1. The mere fact that ticket sales in recent years for screenplay-based movies have exceeded those for book-based movies is insufficient evidence to conclude that writing screenplays now provides greater financial opportunity for writers.
2. The argument fails to rule out the possibility that a writer engages in both types of writing as well as other types.
3. The argument simply equates success with movie ticket sales, which is unwarranted.
4. Moreover, the author provides no evidence that the realism of color photography is the reason for its predominance.
5. This assumption presents a false dilemma, since the two media are not necessarily mutually exclusive alternatives.
6. The argument ignores the factors—such as initiative, creativity, technical skills, and business judgment—that may be more important than the choice of medium in determining success in photography.

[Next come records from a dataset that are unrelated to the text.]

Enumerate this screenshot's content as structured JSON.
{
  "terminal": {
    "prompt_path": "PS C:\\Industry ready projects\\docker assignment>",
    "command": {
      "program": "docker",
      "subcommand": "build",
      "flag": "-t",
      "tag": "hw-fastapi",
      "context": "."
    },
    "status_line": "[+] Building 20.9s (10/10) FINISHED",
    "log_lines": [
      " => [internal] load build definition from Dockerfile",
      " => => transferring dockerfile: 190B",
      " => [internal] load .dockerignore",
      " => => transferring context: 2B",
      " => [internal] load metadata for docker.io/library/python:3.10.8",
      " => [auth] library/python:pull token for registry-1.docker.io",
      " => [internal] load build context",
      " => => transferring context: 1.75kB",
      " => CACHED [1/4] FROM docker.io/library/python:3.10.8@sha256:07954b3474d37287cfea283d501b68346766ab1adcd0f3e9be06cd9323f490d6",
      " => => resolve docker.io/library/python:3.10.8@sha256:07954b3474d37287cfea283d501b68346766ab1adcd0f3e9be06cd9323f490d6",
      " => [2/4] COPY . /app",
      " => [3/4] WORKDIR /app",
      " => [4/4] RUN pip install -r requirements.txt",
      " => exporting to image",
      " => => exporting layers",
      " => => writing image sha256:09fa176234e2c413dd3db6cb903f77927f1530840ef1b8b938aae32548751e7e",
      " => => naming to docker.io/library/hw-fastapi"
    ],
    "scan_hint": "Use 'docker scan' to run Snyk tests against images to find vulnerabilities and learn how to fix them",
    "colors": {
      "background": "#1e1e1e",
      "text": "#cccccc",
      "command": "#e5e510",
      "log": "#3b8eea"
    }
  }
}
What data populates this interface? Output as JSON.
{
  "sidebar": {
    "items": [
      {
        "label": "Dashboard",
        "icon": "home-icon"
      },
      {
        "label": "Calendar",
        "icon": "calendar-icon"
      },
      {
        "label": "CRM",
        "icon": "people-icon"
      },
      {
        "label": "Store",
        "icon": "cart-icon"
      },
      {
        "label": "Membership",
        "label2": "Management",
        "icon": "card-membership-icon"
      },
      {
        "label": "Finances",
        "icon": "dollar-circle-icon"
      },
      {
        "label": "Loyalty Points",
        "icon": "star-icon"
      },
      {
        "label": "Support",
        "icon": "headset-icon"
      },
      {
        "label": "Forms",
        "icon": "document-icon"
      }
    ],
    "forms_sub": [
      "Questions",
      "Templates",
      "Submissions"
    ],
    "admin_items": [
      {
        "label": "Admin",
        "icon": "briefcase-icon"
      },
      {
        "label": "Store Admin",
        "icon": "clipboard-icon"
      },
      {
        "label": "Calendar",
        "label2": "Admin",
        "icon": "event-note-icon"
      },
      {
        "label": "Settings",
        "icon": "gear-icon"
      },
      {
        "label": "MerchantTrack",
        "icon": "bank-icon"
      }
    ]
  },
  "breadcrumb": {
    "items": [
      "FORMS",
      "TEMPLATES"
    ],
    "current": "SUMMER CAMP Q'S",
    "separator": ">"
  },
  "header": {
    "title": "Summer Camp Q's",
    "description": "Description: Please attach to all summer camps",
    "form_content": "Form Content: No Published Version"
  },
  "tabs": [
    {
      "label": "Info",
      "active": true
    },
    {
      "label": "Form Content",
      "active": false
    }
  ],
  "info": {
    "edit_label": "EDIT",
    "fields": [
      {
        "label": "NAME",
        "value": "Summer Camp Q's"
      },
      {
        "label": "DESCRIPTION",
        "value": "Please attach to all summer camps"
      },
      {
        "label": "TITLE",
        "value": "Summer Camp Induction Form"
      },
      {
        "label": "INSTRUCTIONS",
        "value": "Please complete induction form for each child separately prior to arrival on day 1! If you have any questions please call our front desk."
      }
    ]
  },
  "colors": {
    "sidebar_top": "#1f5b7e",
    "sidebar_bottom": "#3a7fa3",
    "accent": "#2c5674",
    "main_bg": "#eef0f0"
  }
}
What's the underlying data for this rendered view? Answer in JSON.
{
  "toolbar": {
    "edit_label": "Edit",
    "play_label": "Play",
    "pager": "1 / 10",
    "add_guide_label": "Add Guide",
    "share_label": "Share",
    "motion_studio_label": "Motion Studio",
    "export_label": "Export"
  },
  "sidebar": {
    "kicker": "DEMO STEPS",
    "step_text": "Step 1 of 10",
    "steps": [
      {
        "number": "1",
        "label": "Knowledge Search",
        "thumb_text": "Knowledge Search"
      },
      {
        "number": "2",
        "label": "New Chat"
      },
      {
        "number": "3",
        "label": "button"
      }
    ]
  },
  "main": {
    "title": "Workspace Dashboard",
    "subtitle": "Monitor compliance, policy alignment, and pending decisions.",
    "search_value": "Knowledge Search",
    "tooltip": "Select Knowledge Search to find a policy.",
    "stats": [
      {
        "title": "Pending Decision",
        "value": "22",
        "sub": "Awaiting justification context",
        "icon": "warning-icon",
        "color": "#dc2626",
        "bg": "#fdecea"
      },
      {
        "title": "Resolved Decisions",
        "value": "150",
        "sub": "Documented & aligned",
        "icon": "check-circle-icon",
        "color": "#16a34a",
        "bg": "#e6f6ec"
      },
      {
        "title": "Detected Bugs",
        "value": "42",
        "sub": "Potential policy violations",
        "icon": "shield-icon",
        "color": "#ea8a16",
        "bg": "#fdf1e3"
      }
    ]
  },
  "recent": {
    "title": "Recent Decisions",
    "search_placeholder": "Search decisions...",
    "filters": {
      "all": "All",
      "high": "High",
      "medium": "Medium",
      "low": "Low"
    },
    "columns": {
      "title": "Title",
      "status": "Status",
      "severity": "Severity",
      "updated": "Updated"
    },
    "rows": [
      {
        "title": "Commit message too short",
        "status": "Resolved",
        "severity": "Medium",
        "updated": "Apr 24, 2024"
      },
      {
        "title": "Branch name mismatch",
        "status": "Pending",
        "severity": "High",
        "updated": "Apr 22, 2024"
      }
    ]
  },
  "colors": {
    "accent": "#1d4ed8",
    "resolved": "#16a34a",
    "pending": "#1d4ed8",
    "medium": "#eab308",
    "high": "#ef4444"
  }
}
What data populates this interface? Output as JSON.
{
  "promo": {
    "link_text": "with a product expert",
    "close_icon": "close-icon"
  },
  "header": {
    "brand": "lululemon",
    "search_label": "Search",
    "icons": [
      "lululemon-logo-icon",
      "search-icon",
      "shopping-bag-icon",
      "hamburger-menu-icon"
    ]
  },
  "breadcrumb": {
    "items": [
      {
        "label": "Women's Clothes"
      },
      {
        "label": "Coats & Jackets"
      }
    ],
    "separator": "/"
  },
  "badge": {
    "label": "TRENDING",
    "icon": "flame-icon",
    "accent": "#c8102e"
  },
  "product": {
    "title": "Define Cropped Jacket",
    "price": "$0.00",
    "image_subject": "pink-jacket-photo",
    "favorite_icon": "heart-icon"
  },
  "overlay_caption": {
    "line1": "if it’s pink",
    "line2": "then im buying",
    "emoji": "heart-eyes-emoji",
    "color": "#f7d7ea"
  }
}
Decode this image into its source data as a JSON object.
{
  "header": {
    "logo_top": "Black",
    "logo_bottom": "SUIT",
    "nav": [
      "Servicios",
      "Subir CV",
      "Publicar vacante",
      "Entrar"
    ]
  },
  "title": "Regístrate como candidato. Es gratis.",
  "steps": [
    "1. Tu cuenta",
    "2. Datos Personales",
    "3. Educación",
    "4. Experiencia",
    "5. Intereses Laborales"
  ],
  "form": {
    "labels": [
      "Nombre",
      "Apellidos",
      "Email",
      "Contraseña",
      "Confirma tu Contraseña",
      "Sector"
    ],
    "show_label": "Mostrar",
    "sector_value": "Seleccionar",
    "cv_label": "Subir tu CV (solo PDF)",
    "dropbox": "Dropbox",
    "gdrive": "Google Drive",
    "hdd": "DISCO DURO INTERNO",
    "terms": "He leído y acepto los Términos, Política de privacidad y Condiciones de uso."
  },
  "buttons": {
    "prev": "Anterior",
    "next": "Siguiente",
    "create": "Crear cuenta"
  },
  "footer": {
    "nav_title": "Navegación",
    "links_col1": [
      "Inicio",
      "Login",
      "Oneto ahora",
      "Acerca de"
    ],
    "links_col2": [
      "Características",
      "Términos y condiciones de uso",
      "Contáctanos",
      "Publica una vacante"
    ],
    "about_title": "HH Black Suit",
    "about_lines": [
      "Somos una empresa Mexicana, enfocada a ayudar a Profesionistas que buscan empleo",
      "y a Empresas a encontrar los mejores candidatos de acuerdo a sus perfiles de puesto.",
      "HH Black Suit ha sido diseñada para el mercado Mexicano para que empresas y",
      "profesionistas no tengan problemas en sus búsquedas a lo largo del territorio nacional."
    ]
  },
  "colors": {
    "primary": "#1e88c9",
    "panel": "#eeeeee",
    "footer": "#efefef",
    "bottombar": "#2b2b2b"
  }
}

7. While this may be true in some cases, it is equally possible that only companies with products that are already best-sellers can afford the higher ad rates that popular shows demand.
8. The author’s conclusion that switching to incineration would be more salutary for public health would be seriously undermined.
9. Consequently, unless the author can demonstrate that the city will incur expenses that are not covered by the increased revenues from these projects, the author’s concern about these issues is unfounded.
10. The author’s proposal is inconsistent with the author’s conclusion about the consequences of adopting an ethics code.
1. Whereas other societies look to the past for guidance, we cast our nets forward.
2. It is the belief in a brighter future that gives us optimism.
3. The job of the parents is to give the children every opportunity while they are growing up and then get out of their way.
4. When half the population goes to college, one cannot expect the colleges to maintain the same standards as in countries where only the elite attend.
5. Just as not every Japanese is hardworking and deferential to superiors,not every Chinese is devoted to family, not every American is ambitious or patriotic—or even unsophisticated.
6. No one could seriously think that anyone who grows up poor, lives in a bad neighborhood, and attends an inferior school has an opportunity equal to that of someone more favored.
7. Current wisdom says that if you want a successful product, you need first to perform detailed market analysis, making sure that there are plenty of people who need the new product and that you entry into the market will be able to gain a significant share of that market.
8. The evidence suggests that, on balance, people today tend to concern themselves with only practical matters that are related to their life.
9. At first glance, it would seem that increased bureaucracy creates obstacles between the citizens and those who govern, thereby separating the two groups. Closer examination reveals, however, that in many ways government bureaucracy actually bridges the gap, and that new technologies now allow for ways around the gap.
10. There is no doubt that hard work contributes to success, yet a person can work awfully hard and still achieve very little.